November 3, 1946 carried the following article referring to
SCOTS LAD FLIES SOLO FROM AFRICA
Down on to Prestwick's 2200 yards main runway yesterday afternoon dropped a little yellow biplane.
It was a single-engined Beechcraft Traveller. In it, Mr John Bowie, a Capetown Scot, was flying solo.
He took off from Prestwick and continued to Turnhouse near Edinburgh, last night. Mr Bowie left South Africa a week ago. His route has taken him by Cairo, Tunis, Marseilles, Paris and London. His actual flying time from Johannesburg was 20 1/2 hours.
Mr Bowie left his native land for South Africa when be was a boy of 11. He returned to this country to serve with the R.A.F. and held the rank of squadron leader.
He piloted one of the Liberators which took Mr Churchillís party to the Moscow Conference in 1942.
John Bowie was born on the 5th February 1900 to Ellen and
George Bowie in Southampton, England.
The 1970 edition of
Who's Who of Southern Africa carried the following entry for
Bowie, John, Property Consultant, Aucioneer, Prop and Financial Broker, Sworn Appraiser, Dir. John Bowie & CO (Pty.) Ltd.; joined African City Properties Trust Ltd.. Jhb., 1914; presently Hon.Chief Pilot in charge of the SA Red Cross Air Ambulance: World War I, Pilot, Lt. RFC. World War II Sqdn. Ldr. Fighter Command RAF; served France, W. Africa, M.E. and and England (was cmmdr. of one of the aircraft which flew Sir Winston Churchill to Moscow); b. 5th Feb. 1900) Scot.; Educ: Scot., America, South Africa; sol Rev. George Bowie; m. 30th September 1937, Edith Waveney, dol Alexander dol Alexander Rough. 1 s., 1 d.; Clubs: Royal Aero, Cape Aero. RJGC. Royal Cape Yacht. Cape Aero Club. Kelvin Grove; Rec: Flying, golf; Add.: 134 Adderley St.. Box 3888, CT Phone 3-1216.
A Medal Rolls Index Card for a John Bowie, records initial service in the South African Field Artillery and thereafter as a 2/Lt in the Royal Air Force during the first world war.
His name is found
in the Operations Record Book (ORB) for 24 Squadron, the RAF
transport unit based at RAF Hendon near London, at the end
of October 1940 stating that he had been posted to RAF
Takoradi with effect from 29 Oct 1940. His name
however is not found earlier than this in that ORB.
While his service record has not been consulted as of yet,
where his name has been found listed is usually in Transport
and aircraft Ferry operations. At times in 1942 and
1943, his name is again found the 24 Squadron ORB but not on
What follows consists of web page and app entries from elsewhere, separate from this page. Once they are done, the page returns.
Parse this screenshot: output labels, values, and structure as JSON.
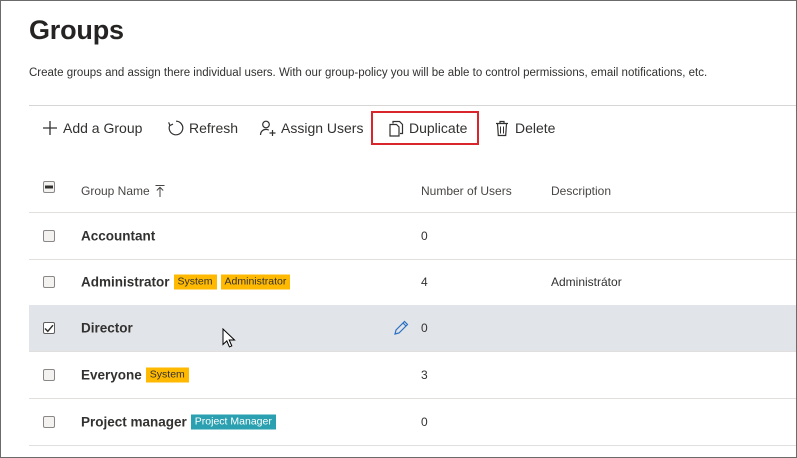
{
  "page": {
    "title": "Groups",
    "description": "Create groups and assign there individual users. With our group-policy you will be able to control permissions, email notifications, etc."
  },
  "toolbar": {
    "add_label": "Add a Group",
    "add_icon": "plus-icon",
    "refresh_label": "Refresh",
    "refresh_icon": "refresh-icon",
    "assign_label": "Assign Users",
    "assign_icon": "add-user-icon",
    "duplicate_label": "Duplicate",
    "duplicate_icon": "copy-icon",
    "delete_label": "Delete",
    "delete_icon": "trash-icon",
    "highlight_color": "#d9262d"
  },
  "grid": {
    "columns": {
      "name": "Group Name",
      "users": "Number of Users",
      "description": "Description"
    },
    "sort": {
      "column": "name",
      "direction": "ascending"
    },
    "select_all_state": "indeterminate",
    "rows": [
      {
        "name": "Accountant",
        "badges": [],
        "users": "0",
        "description": "",
        "checked": false
      },
      {
        "name": "Administrator",
        "badges": [
          "System",
          "Administrator"
        ],
        "users": "4",
        "description": "Administrátor",
        "checked": false
      },
      {
        "name": "Director",
        "badges": [],
        "users": "0",
        "description": "",
        "checked": true
      },
      {
        "name": "Everyone",
        "badges": [
          "System"
        ],
        "users": "3",
        "description": "",
        "checked": false
      },
      {
        "name": "Project manager",
        "badges": [
          "Project Manager"
        ],
        "users": "0",
        "description": "",
        "checked": false
      }
    ]
  },
  "colors": {
    "badge_yellow": "#ffb900",
    "badge_teal": "#2aa0b0",
    "selected_row": "#e1e4e8",
    "edit_icon": "#2b6fc2"
  }
}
a great many flights. The mentions of him flying with
Churchill to Moscow for the August 1942 conference with
Stalin is yet to be confirmed. He is found mentioned just once in Oct
1942 with 511 Squadron, which was the Squadron formed
from 1425 Flight, which it seems was the source of the
Liberators that flew Churchill and his party to
Moscow. The crew of Churchill's aircraft, AL504 is
well recorded and Bowie is not among those names.
During 1943 he was it seems posted to Nutts Corner aircraft
outside Belfast with 104 Operational Training Unit which
trained crews for aircraft ferrying flights. He was on
board of and possibly the pilot of Wellington Z1460 which
suffered an engine failure on take off and force landed on
He arrived in New
York on 17 June 1944 having taken off from Lough Neagh, in
Northern Ireland on American Overseas Airways aircraft 7223,
a Consolidated PB2Y-3 Coronado. He travelled from here
to Montreal and nearly two months later is recorded as pilot
on the delivery to the UK of Liberator RG983. He
returned to New York after that delivery, and back to
Montreal and flew Liberator KH299 to the UK and records no
other ferry operations in that context.
The February 1970 edition of the South African Medical Journal carried an article about the setting up of the Red Cross Air Mercy Service, a flying doctors service in South Africa. John Bowie in that article is described as the senior pilot.
John passed away in
South Africa on the 15 May 1974.
Compiled by Dennis Burke, 2022.